Hundreds of Mozambicans were killed and thousands made homeless recently by Cyclones Idai and Kenneth. Almost immediately, there were reports of a sadly familiar story: women being forced to trade sex for food by local community leaders distributing aid. Globally, international organisations appear to be grappling with the issue more seriously than before. Yet reports about sexual exploitation keep coming. How… Read more »

This is Not Us – and Yet it is Us: Why Gendered Analysis of Terrorism is Sorely Needed

Known as one of the safest and most isolated countries in the world, New Zealand has experienced its darkest day, a terrorist attack perpetrated by a lone gunman against Muslim citizens in Christchurch in two mosques during Friday prayers. For us, in this antipodean part of the world, it is our 9/11 reckoning. ‘This is… Read more »

ISIS Women Hoping to Return Home Are Met with a Cold Shoulder from State Officials

The media has yet again turned its attention toward the women of ISIS. Currently ISIS only occupies one square kilometre of the so-called caliphate they once had, and as the final battles to regain former ISIS-controlled territory are unfolding, more and more ISIS fighters’ wives or widows have ended up in refugee camps all over… Read more »

Feminism and Empiricism: Two Contributions to Improving Women’s Inclusion in Peace Processes

Academics and policymakers can probably agree on the need for a more solid research base in order to effectively support the inclusion of women in peace processes. Our chapter in the newly released Oxford Handbook on Women, Peace and Security, argues that improving dialogue among scholars and practitioners requires acknowledging that different forms of research… Read more »

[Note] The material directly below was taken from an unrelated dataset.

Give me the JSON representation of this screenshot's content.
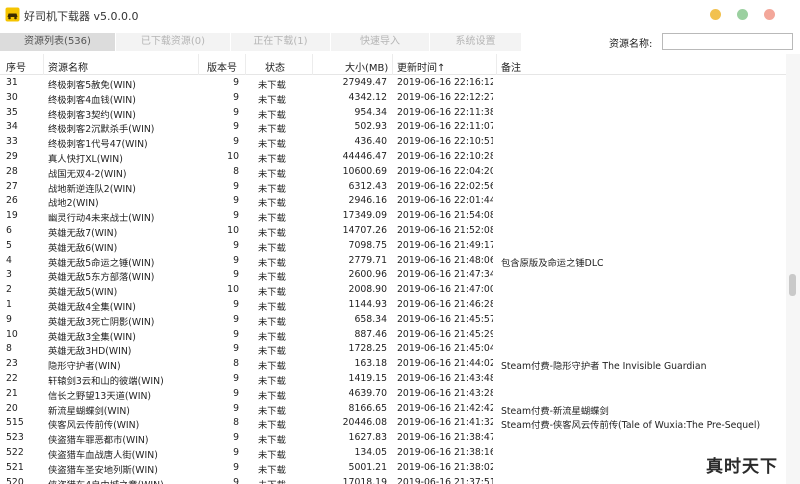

Children Born of War Are Not the Enemy. How Can They Be Integrated into Society?

This year, the Nobel Peace Prize has been awarded jointly to the Congolese doctor Denis Mukwege and the Iraqi human rights activist, and witness and survivor of human-trafficking, Nadia Murad. These two voices are an extremely important contribution to ongoing efforts to combat war-related sexual violence. We are among the many people who are delighted… Read more »

When Will We End Sexual Violence in Conflict?

The 2018 Nobel Peace Prize has been awarded to Denis Mukwege and Nadia Murad in recognition of their work combatting sexual violence as a weapon of war. This acknowledgement should serve as a rallying cry to end sexual violence in conflict — commonly perpetrated by non-state groups, but also states or entities aspiring to statehood.

#HearMeToo: Analyzing Reports to Prevent Conflict-Related Sexual Violence

#HearMeToo is the theme of this year’s 16 days of activism to end violence against women. Responding to this catch-cry, as researchers, there is much we can do to link analysis to a theory of change. Reports of sexual and gender-based violence can deliver protection to victims. But there is also the potential to predict… Read more »

The Other Side of Facebook in Myanmar

Facebook has been making headlines this year with what seems like scandal after scandal, from the Cambridge Analytica data breach to Facebook CEO Mark Zuckerberg testifying in front of the United States Congress as a result. But perhaps one of the most serious scandals has been the social media platform’s role in Myanmar in spreading… Read more »